-- Opening Marker --

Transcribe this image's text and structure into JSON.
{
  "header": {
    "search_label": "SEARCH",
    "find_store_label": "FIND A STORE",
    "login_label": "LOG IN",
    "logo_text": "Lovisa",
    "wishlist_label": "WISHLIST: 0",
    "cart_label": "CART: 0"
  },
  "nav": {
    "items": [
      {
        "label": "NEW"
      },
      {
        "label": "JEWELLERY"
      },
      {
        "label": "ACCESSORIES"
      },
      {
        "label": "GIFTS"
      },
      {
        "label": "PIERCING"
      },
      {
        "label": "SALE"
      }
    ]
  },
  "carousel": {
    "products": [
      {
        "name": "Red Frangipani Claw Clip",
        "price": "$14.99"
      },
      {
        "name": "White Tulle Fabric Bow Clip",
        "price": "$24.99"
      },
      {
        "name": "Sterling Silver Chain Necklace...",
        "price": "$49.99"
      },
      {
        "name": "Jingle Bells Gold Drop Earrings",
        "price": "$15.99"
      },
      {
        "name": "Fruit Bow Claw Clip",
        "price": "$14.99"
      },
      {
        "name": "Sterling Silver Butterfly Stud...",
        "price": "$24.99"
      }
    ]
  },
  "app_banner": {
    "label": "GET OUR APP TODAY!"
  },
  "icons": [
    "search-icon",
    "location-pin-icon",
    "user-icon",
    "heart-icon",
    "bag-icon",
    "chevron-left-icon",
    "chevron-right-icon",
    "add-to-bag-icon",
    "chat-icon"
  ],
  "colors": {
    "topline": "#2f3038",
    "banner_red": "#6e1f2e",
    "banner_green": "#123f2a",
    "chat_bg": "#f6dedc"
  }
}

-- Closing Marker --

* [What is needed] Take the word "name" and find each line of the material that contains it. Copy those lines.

* [Output of the exercise]
        "name": "Red Frangipani Claw Clip",
        "name": "White Tulle Fabric Bow Clip",
        "name": "Sterling Silver Chain Necklace...",
        "name": "Jingle Bells Gold Drop Earrings",
        "name": "Fruit Bow Claw Clip",
        "name": "Sterling Silver Butterfly Stud...",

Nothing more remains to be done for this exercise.